She wound up giving me the book for free. Since I already had it in my collection, I gave it to one of my roommates, who had been looking for it.
Courtney Rhodes on July 23, 2015:
I dislike the notion of banning books. If we do that then there is an even better argument for banning 99% of what is shown on television and the internet may as well be forbidden. They are afraid of these great literary works because they often tell history and also the potential future better than textbooks.
Kay Plumeau (author) from New Jersey, USA on July 14, 2015:
Thanks for your feedback! It's good to know many people agree with the idea of information being shared openly. Thanks!
Kay Plumeau (author) from New Jersey, USA on July 14, 2015:
I was quite surprised myself! Even if it is solely regarded for its influence on Western society the Bible is a huge part of history. It was pretty shocking to see that in many schools and even some public libraries some of the most influential pieces of writing in history are not included.

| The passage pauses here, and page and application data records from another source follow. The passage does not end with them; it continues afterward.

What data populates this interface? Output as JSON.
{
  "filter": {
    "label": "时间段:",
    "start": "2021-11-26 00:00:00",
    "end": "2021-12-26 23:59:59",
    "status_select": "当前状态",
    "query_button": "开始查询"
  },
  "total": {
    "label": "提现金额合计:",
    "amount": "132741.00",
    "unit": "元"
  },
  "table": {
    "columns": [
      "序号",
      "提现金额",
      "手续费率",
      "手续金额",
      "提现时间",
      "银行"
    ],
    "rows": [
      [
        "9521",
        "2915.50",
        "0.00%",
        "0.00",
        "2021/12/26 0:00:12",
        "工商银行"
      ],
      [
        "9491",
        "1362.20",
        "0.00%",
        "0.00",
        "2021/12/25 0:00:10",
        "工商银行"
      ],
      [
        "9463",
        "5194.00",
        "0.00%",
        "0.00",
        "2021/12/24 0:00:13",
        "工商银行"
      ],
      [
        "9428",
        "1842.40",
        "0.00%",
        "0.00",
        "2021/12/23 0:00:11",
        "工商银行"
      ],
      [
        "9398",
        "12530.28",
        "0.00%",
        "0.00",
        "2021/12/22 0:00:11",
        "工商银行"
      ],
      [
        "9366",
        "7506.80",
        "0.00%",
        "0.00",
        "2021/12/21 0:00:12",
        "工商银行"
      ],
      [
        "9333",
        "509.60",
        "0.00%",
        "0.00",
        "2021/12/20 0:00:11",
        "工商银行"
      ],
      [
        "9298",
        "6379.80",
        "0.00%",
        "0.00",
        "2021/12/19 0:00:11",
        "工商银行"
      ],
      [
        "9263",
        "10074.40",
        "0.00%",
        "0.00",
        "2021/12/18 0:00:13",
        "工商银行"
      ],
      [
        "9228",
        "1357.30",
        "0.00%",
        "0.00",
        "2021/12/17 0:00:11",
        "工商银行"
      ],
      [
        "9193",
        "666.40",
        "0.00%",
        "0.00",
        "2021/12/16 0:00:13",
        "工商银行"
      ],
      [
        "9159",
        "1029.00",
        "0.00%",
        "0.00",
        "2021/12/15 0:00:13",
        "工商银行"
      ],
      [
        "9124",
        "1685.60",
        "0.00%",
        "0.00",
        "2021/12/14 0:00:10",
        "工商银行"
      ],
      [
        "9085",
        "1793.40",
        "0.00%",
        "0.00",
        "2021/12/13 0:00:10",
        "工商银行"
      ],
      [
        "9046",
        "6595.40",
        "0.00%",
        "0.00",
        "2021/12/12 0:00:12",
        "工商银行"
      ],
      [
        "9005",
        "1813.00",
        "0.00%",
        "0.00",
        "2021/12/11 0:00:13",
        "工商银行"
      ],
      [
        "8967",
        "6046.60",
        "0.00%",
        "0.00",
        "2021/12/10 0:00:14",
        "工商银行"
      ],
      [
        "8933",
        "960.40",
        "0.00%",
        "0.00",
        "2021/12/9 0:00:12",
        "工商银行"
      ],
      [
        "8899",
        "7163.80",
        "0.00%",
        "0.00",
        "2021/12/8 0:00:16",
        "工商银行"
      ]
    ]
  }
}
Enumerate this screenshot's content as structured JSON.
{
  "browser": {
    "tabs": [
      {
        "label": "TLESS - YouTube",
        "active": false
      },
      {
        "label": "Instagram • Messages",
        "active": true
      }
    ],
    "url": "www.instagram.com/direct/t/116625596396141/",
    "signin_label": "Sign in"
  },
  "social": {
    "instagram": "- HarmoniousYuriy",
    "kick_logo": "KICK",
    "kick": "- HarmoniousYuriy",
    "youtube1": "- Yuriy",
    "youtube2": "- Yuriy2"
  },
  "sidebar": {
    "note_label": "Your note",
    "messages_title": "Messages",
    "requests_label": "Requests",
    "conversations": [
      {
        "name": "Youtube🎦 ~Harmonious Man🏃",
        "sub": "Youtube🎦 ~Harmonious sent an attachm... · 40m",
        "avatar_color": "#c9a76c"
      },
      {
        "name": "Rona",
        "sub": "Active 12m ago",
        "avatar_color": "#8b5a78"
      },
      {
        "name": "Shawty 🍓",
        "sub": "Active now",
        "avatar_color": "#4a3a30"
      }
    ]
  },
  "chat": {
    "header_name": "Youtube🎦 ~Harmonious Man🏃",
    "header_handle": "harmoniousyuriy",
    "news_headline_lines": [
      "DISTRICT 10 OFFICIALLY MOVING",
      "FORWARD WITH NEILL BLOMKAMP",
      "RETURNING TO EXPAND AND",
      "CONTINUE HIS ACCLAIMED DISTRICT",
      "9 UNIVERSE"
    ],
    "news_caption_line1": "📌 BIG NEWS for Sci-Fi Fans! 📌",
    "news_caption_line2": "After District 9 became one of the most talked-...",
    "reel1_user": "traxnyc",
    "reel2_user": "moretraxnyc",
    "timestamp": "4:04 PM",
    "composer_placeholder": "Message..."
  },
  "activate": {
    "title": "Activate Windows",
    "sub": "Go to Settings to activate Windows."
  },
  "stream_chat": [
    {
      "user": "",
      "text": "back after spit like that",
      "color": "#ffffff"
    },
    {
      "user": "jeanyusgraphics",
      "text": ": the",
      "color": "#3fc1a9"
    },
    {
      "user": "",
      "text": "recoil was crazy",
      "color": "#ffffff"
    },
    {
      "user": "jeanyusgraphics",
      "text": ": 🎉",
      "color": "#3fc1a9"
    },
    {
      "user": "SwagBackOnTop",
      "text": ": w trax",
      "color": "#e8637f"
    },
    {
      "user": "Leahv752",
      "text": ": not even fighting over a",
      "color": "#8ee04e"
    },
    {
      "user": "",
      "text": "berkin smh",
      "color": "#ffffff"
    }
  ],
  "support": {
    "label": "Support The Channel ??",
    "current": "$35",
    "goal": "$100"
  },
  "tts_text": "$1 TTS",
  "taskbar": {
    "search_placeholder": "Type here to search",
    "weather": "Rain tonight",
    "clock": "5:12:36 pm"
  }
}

Sandeep Rathore from New Delhi on July 11, 2015:
It's shocking to know that a country like the US can ban the books. I'm against any kind of ban on artistic expression. Thanks for writing such an informative hub.
Mary Hyatt from Florida on July 10, 2015:
I did a "double take" when I saw in your first photo the Bible is banned? I can understand banning lewd books. I think books should be age appropriate, though.
Kay Plumeau (author) from New Jersey, USA on April 28, 2015:
I completely agree! So many important lessons are taught in these stories, which is what makes them classics. Many children today get so much exposure to terrible things through TV and the internet, it is so sad that iconic stories are kept from them. Thank you for reading!
Jean Bakula from New Jersey on April 27, 2015:
I've always been a reader, and my son is a teacher. I'm shocked at the books that are banned in US school systems. I've read every book on your lists! How can anyone learn about history, or mistakes made by individuals, or by the whole world, if they are not allowed to read about them? I don't believe in censorship. Young people are exposed to a lot worse things online or in the movies they are allowed to watch. It would be refreshing to see them reading more.
Kylyssa Shay from Overlooking a meadow near Grand Rapids, Michigan, USA on April 12, 2015:
People who grow up exposed only to sanitized versions of life, thought, and history will grow up ignorant of far too much life, thought, and history for their own safety's sake.
Victor W. Kwok from Hawaii on January 18, 2015:
I don't believe in censorship, and you're right that students should be exposed to as wide a variety in order to learn better about the world.
Kay Plumeau (author) from New Jersey, USA on January 14, 2015:
I couldn't agree more! Thank you for reading!
Yoleen Lucas from Big Island of Hawaii on January 13, 2015:
I'm an author, and I'm all for banning books! Any book with four letter words should not be read. Since my post here contains four letter words, DON'T READ IT!!!
Obviously, censorship can't work if someone doesn't read it to judge. How do they handle that one?
Kay Plumeau (author) from New Jersey, USA on January 13, 2015:
I could not agree more! Thank you for your feedback!
Eric Dierker from Spring Valley, CA. U.S.A. on January 13, 2015:
You dealt with this subject very well. Having four children I feel we just plain should not ban. I believe right here on HP there should not be censorship. But I am resigned to live in a world with it.